Aim of the task: For the material that follows, work out how many lines hold the word "label" and answer only with the number.

Input data:

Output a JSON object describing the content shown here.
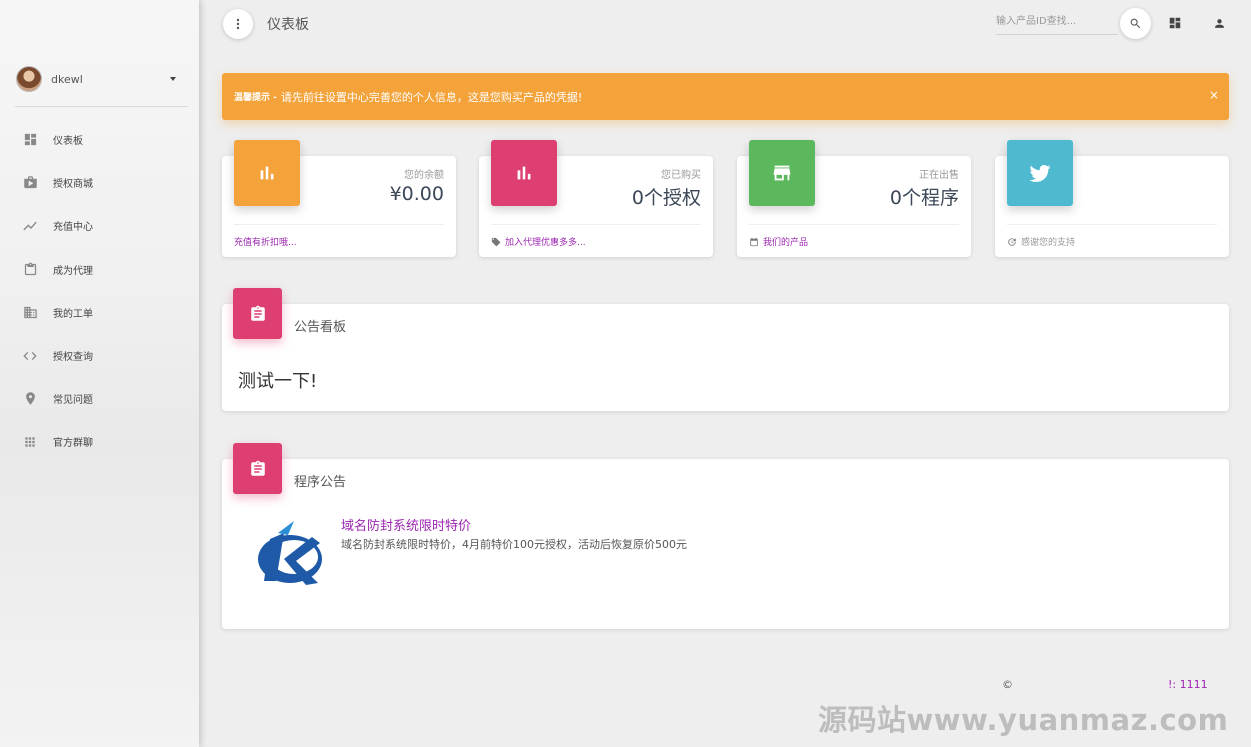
{
  "sidebar": {
    "user": {
      "name": "dkewl"
    },
    "items": [
      {
        "label": "仪表板",
        "icon": "dashboard-icon"
      },
      {
        "label": "授权商城",
        "icon": "shop-icon"
      },
      {
        "label": "充值中心",
        "icon": "trending-icon"
      },
      {
        "label": "成为代理",
        "icon": "clipboard-icon"
      },
      {
        "label": "我的工单",
        "icon": "building-icon"
      },
      {
        "label": "授权查询",
        "icon": "code-icon"
      },
      {
        "label": "常见问题",
        "icon": "location-icon"
      },
      {
        "label": "官方群聊",
        "icon": "apps-icon"
      }
    ]
  },
  "header": {
    "title": "仪表板",
    "search_placeholder": "输入产品ID查找..."
  },
  "alert": {
    "strong": "温馨提示 -",
    "text": "请先前往设置中心完善您的个人信息，这是您购买产品的凭据!",
    "close": "×"
  },
  "stats": [
    {
      "category": "您的余额",
      "value": "¥0.00",
      "footer": "充值有折扣哦...",
      "color": "#f3a33a",
      "icon": "bar-chart-icon"
    },
    {
      "category": "您已购买",
      "value": "0个授权",
      "footer": "加入代理优惠多多...",
      "color": "#dc3f70",
      "icon": "bar-chart-icon"
    },
    {
      "category": "正在出售",
      "value": "0个程序",
      "footer": "我们的产品",
      "color": "#5cb85c",
      "icon": "store-icon"
    },
    {
      "category": "",
      "value": "",
      "footer": "感谢您的支持",
      "color": "#4fb9cf",
      "icon": "twitter-icon"
    }
  ],
  "notice": {
    "title": "公告看板",
    "body": "测试一下!"
  },
  "program": {
    "title": "程序公告",
    "items": [
      {
        "title": "域名防封系统限时特价",
        "desc": "域名防封系统限时特价，4月前特价100元授权，活动后恢复原价500元"
      }
    ]
  },
  "footer": {
    "copyright": "©",
    "suffix": "!: 1111"
  },
  "watermark": "源码站www.yuanmaz.com",
  "colors": {
    "accent_purple": "#9c27b0",
    "alert_orange": "#f3a33a",
    "pink": "#dc3f70",
    "green": "#5cb85c",
    "cyan": "#4fb9cf"
  }
}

The answer: 8